> **THE TASK**: What follows is a set of records; repeat all of them exactly.

> **Items from an interface collection**:
====
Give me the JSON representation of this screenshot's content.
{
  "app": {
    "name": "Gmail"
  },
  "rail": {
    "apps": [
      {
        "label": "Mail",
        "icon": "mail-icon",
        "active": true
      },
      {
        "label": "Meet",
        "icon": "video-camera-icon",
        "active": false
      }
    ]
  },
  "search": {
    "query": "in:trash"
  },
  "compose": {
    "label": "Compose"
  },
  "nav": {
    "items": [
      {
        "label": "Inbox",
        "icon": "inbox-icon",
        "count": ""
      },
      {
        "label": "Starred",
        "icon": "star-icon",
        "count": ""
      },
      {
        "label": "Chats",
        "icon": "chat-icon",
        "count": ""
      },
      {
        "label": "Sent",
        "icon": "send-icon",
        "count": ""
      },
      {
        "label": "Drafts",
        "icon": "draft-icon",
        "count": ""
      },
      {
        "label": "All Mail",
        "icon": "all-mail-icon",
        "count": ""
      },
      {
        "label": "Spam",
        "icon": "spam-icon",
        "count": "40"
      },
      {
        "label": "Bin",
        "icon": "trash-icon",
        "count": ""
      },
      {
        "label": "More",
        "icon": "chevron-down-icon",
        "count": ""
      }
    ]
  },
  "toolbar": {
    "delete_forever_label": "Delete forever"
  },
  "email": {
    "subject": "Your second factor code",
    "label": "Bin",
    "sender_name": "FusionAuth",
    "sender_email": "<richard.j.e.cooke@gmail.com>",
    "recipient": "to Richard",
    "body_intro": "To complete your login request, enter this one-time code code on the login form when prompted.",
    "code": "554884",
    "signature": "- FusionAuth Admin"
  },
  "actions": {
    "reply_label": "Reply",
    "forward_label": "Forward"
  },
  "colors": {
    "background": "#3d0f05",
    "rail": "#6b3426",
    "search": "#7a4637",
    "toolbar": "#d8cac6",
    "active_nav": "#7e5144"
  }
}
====
> **WRITTEN SOLUTION**:
Give me the JSON representation of this screenshot's content.
{
  "app": {
    "name": "Gmail"
  },
  "rail": {
    "apps": [
      {
        "label": "Mail",
        "icon": "mail-icon",
        "active": true
      },
      {
        "label": "Meet",
        "icon": "video-camera-icon",
        "active": false
      }
    ]
  },
  "search": {
    "query": "in:trash"
  },
  "compose": {
    "label": "Compose"
  },
  "nav": {
    "items": [
      {
        "label": "Inbox",
        "icon": "inbox-icon",
        "count": ""
      },
      {
        "label": "Starred",
        "icon": "star-icon",
        "count": ""
      },
      {
        "label": "Chats",
        "icon": "chat-icon",
        "count": ""
      },
      {
        "label": "Sent",
        "icon": "send-icon",
        "count": ""
      },
      {
        "label": "Drafts",
        "icon": "draft-icon",
        "count": ""
      },
      {
        "label": "All Mail",
        "icon": "all-mail-icon",
        "count": ""
      },
      {
        "label": "Spam",
        "icon": "spam-icon",
        "count": "40"
      },
      {
        "label": "Bin",
        "icon": "trash-icon",
        "count": ""
      },
      {
        "label": "More",
        "icon": "chevron-down-icon",
        "count": ""
      }
    ]
  },
  "toolbar": {
    "delete_forever_label": "Delete forever"
  },
  "email": {
    "subject": "Your second factor code",
    "label": "Bin",
    "sender_name": "FusionAuth",
    "sender_email": "<richard.j.e.cooke@gmail.com>",
    "recipient": "to Richard",
    "body_intro": "To complete your login request, enter this one-time code code on the login form when prompted.",
    "code": "554884",
    "signature": "- FusionAuth Admin"
  },
  "actions": {
    "reply_label": "Reply",
    "forward_label": "Forward"
  },
  "colors": {
    "background": "#3d0f05",
    "rail": "#6b3426",
    "search": "#7a4637",
    "toolbar": "#d8cac6",
    "active_nav": "#7e5144"
  }
}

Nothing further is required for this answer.